= WORK ORDER =
In the data below, which lines hold "Pirozzi"? Copy every one.
*** INFORMATION PROVIDED ***
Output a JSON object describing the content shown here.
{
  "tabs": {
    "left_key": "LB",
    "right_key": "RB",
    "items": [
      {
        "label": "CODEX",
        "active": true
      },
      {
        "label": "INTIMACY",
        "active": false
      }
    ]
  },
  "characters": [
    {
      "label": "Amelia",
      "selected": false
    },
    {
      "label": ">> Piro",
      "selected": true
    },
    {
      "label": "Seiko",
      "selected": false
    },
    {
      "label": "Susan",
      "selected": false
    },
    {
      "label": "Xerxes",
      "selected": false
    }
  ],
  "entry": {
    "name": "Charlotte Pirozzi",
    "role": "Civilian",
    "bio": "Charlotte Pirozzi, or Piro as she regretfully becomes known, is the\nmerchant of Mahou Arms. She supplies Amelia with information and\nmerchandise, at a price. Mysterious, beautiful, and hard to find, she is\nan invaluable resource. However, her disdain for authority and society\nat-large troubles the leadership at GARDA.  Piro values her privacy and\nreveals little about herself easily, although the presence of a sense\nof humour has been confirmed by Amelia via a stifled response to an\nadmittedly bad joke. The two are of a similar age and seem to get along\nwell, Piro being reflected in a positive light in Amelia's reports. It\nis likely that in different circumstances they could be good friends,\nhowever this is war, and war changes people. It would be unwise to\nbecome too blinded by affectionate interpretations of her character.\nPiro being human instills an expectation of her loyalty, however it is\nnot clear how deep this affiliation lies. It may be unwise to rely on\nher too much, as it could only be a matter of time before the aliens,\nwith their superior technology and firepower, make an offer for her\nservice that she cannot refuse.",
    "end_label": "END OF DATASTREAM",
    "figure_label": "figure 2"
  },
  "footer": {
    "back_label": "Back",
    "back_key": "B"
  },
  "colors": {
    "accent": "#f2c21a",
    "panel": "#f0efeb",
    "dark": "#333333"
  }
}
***
= TASK RESPONSE =
    "name": "Charlotte Pirozzi",
    "bio": "Charlotte Pirozzi, or Piro as she regretfully becomes known, is the\nmerchant of Mahou Arms. She supplies Amelia with information and\nmerchandise, at a price. Mysterious, beautiful, and hard to find, she is\nan invaluable resource. However, her disdain for authority and society\nat-large troubles the leadership at GARDA.  Piro values her privacy and\nreveals little about herself easily, although the presence of a sense\nof humour has been confirmed by Amelia via a stifled response to an\nadmittedly bad joke. The two are of a similar age and seem to get along\nwell, Piro being reflected in a positive light in Amelia's reports. It\nis likely that in different circumstances they could be good friends,\nhowever this is war, and war changes people. It would be unwise to\nbecome too blinded by affectionate interpretations of her character.\nPiro being human instills an expectation of her loyalty, however it is\nnot clear how deep this affiliation lies. It may be unwise to rely on\nher too much, as it could only be a matter of time before the aliens,\nwith their superior technology and firepower, make an offer for her\nservice that she cannot refuse.",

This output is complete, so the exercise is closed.